Dr. Sammy Lee is a hero, and the city of Los Angeles paid tribute to him Thursday in a ceremony that served as a vivid reminder of the pull of the Olympics, the city dedicating a square in his honor while the incredible story of his life and achievements were told anew, a story that -- no matter how many times it is related -- deserves to be told and told some more, and for two very good reasons:
Not that there could possibly be any doubt on the matter but Sammy Lee, who just turned 90 years old, deserves to know while he's still with us that he is one of the all-time greats. And children everywhere ought to know how a man like Sammy Lee has lived; he has embraced life to its fullest.
"Sammy Lee is a great American," Herb Wesson, who is a member of the Los Angeles city council, said, and that's not bluster. That's truth talking.
Sammy Lee is a two-time gold medalist in diving, in 1948 in London and in 1952 in Helsinki.
He is the first American of Asian descent to win an Olympic gold medal.

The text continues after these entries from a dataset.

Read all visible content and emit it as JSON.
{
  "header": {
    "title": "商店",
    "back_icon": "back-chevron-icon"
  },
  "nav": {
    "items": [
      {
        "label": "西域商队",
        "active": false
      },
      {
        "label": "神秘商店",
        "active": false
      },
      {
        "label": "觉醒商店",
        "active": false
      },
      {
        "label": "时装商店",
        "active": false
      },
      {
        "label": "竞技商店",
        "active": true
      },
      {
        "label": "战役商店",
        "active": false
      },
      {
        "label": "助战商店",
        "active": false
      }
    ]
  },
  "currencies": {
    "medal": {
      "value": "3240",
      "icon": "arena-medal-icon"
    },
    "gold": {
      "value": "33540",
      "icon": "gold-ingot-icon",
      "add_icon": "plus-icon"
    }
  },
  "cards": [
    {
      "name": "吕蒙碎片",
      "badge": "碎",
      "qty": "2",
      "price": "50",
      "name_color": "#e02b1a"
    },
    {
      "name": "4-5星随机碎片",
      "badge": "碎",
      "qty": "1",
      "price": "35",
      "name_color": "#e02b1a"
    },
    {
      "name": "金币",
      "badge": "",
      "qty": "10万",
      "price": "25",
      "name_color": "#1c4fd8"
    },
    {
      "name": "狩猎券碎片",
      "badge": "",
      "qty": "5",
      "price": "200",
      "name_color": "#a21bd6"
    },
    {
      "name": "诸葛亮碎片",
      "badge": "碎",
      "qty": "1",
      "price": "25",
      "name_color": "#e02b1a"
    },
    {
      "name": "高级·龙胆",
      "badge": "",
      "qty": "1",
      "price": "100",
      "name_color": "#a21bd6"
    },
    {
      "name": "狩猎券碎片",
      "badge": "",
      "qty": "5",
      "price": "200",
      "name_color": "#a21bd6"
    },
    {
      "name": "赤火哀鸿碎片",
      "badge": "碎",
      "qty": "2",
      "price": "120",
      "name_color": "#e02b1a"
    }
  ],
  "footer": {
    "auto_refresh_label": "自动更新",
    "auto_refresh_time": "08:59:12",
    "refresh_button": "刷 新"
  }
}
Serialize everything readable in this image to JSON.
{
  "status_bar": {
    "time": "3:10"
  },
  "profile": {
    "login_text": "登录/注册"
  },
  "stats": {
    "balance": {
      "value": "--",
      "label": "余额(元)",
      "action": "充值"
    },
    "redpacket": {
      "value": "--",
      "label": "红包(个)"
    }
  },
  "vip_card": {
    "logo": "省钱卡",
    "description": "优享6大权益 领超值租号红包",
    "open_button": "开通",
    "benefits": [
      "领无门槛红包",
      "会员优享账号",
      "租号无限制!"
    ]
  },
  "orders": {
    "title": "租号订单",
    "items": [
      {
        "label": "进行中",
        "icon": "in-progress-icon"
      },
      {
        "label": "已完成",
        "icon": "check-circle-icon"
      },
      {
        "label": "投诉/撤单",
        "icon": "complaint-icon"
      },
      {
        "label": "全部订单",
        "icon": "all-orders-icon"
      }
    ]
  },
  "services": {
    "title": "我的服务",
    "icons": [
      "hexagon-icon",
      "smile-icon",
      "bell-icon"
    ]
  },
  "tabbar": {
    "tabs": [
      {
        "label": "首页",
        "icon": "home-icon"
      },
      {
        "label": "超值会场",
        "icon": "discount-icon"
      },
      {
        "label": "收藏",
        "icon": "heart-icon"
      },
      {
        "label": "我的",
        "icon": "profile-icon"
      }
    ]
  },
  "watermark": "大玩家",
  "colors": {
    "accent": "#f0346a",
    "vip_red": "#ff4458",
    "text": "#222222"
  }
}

He is the first person of color to win a medal in diving. He is the first man to win back-to-back gold medals in Olympic platform diving.
Sammy Lee is an authentic American through and through -- he wore a red, white and blue blow tie to Thursday's ceremony -- who grew up Asian in California during years when being Asian in California held very different challenges than now.
When Sammy was growing up, non-whites could use the pool where he practiced one day a week, on Wednesdays only. And then, as he has told it, the pool would be emptied after the non-whites used it, and fresh water was brought in the next day.
When the pool was off-limits, Sammy practiced by jumping into a sand pile.
His break came when he was noticed by coach Jim Ryan, a bear of a man who stood 6-foot-4 and weighed 275 pounds. Ryan would take Sammy to the Los Angeles Athletic Club. Normally, the club was closed to minorities. But no one dared tell Jim Ryan that he couldn't bring Sammy Lee in with him.
Sammy had designs on the 1940 Olympics. But the war raging around the world meant no Games.
Maybe, Sammy thought, 1944. The war carried on. No Games.
Sammy went to college, at Occidental. He graduated in three